Two things can be simultaneously true about Till: it is an all-too-relevant story that must be told and it is a mediocre movie bolstered by a compelling lead performance.
The new biopic directed by Chinonye Chukwutells the powerful true story of the lynching and murder of 14-year-old Emmett Till and the sorrow that lead to the activism of his mother, Mamie Till-Mobley.
Just a boy, Till (Jalyn Hall) was lynched and murdered while on a trip to visit his cousins in Mississippi in 1955. A Chicago native, Mamie (Danielle Deadwyler) warns her son that things are different down south and he’d be best served to keep a low profile and mind his manners around white people. A Black boy raised to know only love could not have understood the hatred and cruelty in the hearts and minds of the white folks he encountered. After an innocent interaction with a white shopkeeper, Carolyn Bryant (Hayley Bennett), was deemed an affront to her, Emmett is wrenched from his family’s home in the middle of the night, lynched, beaten, and murdered by two white men.

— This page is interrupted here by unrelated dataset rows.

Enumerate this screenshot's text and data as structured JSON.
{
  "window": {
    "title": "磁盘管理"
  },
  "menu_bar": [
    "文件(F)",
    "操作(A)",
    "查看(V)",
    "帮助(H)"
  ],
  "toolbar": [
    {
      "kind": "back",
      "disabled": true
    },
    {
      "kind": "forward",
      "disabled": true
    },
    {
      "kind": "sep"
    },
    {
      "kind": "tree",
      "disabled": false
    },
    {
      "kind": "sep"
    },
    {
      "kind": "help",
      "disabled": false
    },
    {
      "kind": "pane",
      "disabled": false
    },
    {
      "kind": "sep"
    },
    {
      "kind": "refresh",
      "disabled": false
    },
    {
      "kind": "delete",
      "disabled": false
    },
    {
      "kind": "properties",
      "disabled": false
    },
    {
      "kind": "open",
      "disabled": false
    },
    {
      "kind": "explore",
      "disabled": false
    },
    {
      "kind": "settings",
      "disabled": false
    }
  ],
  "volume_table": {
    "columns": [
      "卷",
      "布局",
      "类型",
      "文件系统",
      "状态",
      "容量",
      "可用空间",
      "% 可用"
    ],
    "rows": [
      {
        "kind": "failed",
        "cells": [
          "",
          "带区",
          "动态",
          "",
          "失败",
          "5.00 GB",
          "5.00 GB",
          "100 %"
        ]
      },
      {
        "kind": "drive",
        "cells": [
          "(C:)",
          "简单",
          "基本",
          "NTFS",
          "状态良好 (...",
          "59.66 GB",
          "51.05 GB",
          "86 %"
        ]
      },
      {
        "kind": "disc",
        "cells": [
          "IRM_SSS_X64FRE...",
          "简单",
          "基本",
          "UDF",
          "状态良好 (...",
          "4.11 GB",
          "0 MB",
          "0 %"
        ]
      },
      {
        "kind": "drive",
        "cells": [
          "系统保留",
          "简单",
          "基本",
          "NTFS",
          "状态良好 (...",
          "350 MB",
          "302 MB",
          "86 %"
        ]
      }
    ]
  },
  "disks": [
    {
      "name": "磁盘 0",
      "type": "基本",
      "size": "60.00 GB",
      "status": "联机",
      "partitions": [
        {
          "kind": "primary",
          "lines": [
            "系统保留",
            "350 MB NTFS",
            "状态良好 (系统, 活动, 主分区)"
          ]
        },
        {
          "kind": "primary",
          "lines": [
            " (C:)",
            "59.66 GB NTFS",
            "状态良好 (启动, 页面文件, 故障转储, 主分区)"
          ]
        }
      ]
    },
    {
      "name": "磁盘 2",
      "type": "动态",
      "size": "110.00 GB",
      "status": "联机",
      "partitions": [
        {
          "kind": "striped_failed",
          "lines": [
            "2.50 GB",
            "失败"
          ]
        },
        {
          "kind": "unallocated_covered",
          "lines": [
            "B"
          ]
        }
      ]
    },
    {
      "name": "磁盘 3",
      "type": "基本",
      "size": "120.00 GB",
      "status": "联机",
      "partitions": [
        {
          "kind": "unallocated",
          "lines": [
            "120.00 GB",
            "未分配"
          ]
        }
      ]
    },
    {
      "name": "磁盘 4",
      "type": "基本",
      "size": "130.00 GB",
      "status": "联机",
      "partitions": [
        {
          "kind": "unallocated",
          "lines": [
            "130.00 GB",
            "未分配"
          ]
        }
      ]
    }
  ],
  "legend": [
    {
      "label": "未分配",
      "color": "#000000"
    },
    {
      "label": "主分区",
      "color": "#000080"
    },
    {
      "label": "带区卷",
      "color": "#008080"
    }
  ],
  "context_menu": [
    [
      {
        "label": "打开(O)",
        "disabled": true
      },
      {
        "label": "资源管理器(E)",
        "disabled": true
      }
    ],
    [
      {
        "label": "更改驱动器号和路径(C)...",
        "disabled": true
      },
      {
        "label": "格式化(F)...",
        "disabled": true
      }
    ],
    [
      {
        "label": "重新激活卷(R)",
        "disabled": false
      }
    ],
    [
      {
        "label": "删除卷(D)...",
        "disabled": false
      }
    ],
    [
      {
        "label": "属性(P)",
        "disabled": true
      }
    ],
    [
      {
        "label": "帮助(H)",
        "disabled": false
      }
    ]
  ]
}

Missing for days until his brutalized and bloated corpse is finally recovered after being left in the river, Mamie chooses to have an open-casket funeral so the world could see what the south did to her son. Thousands lined up for the viewing and even more saw the heartbreakingly horrific photos published in magazines. Though neither white man responsible for his murder was ever charged, nor did Bryant suffer any consequences for her actions, the brutal crime helped galvanize the burgeoning Civil Rights Movement.
A fairly standard biopic, Till’s strength comes from Deadwyler’s performance. She is a mother in anguish and Chukwu doesn’t shy away framing of her distraught face in uncomfortable close-ups. In one look, Deadwyler’s face conveys anger, love, anguish, helplessness and grief that a mother experiences. It’s these scenes that are the most effective. After directing Alfre Woodard is a stirring role in 2019’s Clemency, Chukwu once again demonstrates that she knows how to bring a powerhouse performance out of her lead actress. This is Deadwyler’s time to shine and her performance guides viewers through some of the film’s more uneven pacing and conventional production values.
Where Till fails to deliver is in its cinematography, which often gives a bright, glossy, and wistful view of things like something out of a less-saturated Douglas Sirk melodrama. To put quite simply, it isn’t an interesting movie to look at. It feels as though it is a missed opportunity for cinematographer Bobby Bukowski to show true contrast between Chicago and Mississippi, which could have furthered the disparity between the two American realities in 1955.
Another undoing of the film is the overly melodramatic score which at times distracts from the evocative performances on-screen, undercutting the heartache experienced by not just Mamie, but the entire Black community.
Chukwu, who also wrote the script, does a great service to the legacy of Till-Mobley but gets bogged down in the film’s denouement when trying to tie her legacy into the Civil Rights Movement. Attempting to provide historical context, Till loses steam and power as Chukwu dives into too much exposition in order to cover the groundwork of the NAACP and the work of figures like Medgar Evers. While providing the historical context is welcome, the narrative turn detracts from the climax in which Mamie delivers the truth in court.
Though not a wholly successful film, Till is worth the watch for Deadwyler’s performance. She will likely be a factor in awards season.